in the API docs (I may have missed it - please correct me if so).
That would imply - at least to me - that there is _no_ restrictions of
using os.fork() together with oslo.messaging.

But in the case of qpid, that is definitely _not_ the case.

The legacy qpid driver - impl_qpid - imports a 3rd party library, the
qpid.messaging API.   This library uses threading.Thread internally,
we (consumers of this library) have no control over how that thread is
managed.  So for impl_qpid, os.fork()'ing after the driver is loaded
can't be guaranteed to work.   In fact, I'd say os.fork() and
impl_qpid will not work - full stop.

> For the amqp1 driver case, I think this is the same things, it seems to do lazy creation of the connection too.

We have more flexibility here, since the driver directly controls when
the thread is spawned.  But the very fact that the thread is used
places a restriction on how oslo.messaging and os.fork() can be used
together, which isn't made clear in the documentation for the library.
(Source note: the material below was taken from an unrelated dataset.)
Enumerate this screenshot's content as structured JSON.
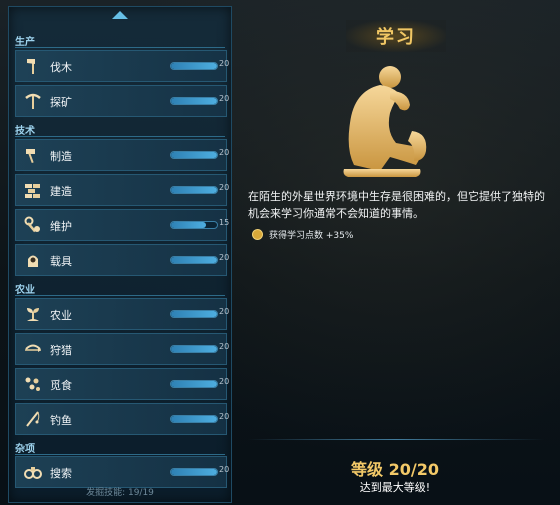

I'm not familiar with the rabbit driver - I've seen some patch for
heatbeating in rabbit introduce threading, so there may also be an
implication there as well.

> I will take a look to the neutron code, if I found a rpc usage
> before the os.fork().

I've done some tracing of neutron-server's behavior in this case - you
may want to take a look at


> Personally, I don't like this API, because the behavior difference between
> '__init__' and 'start' is too implicit.

That's true, but I'd say that the problem of implicitness re:
os.fork() needs to be clarified at the library level as well.



> Cheers,
> ---
> Mehdi Abaakouk
> mail: sileht at sileht.net
> irc: sileht
> Le 2014-11-24 20:27, Ken Giusti a écrit :
>> Hi all,
>> As far as oslo.messaging is concerned, should it be possible for the
>> main application to safely os.fork() when there is already an active
>> connection to a messaging broker?
>> I ask because I'm hitting what appears to be fork-related issues with
>> the new AMQP 1.0 driver.  I think the same problems have been seen
>> with the older impl_qpid driver as well [0]
>> Both drivers utilize a background threading.Thread that handles all
>> async socket I/O and protocol timers.
>> In the particular case I'm trying to debug, rpc_workers is set to 4 in
>> neutron.conf.  As far as I can tell, this causes neutron.service to
>> os.fork() four workers, but does so after it has created a listener
>> (and therefore a connection to the broker).
>> This results in multiple processes all select()'ing the same set of
>> networks sockets, and stuff breaks :(
>> Even without the background process, wouldn't this use still result in
>> sockets being shared across the parent/child processes?   Seems
>> dangerous.
>> Thoughts?
>> [0] https://bugs.launchpad.net/oslo.messaging/+bug/1330199

Ken Giusti  (kgiusti at gmail.com)

More information about the OpenStack-dev mailing list